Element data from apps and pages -
- Opening Delimiter -
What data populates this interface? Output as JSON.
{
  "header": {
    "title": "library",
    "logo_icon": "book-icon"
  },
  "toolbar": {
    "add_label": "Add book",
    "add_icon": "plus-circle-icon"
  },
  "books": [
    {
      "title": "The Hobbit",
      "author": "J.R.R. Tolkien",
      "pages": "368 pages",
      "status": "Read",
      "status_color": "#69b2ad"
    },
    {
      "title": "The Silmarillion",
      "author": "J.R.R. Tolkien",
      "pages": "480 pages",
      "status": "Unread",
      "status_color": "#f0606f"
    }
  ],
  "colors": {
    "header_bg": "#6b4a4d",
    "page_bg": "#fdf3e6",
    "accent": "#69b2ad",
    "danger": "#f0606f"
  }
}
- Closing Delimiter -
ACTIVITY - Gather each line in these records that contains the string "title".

TASK OUTPUT -
    "title": "library",
      "title": "The Hobbit",
      "title": "The Silmarillion",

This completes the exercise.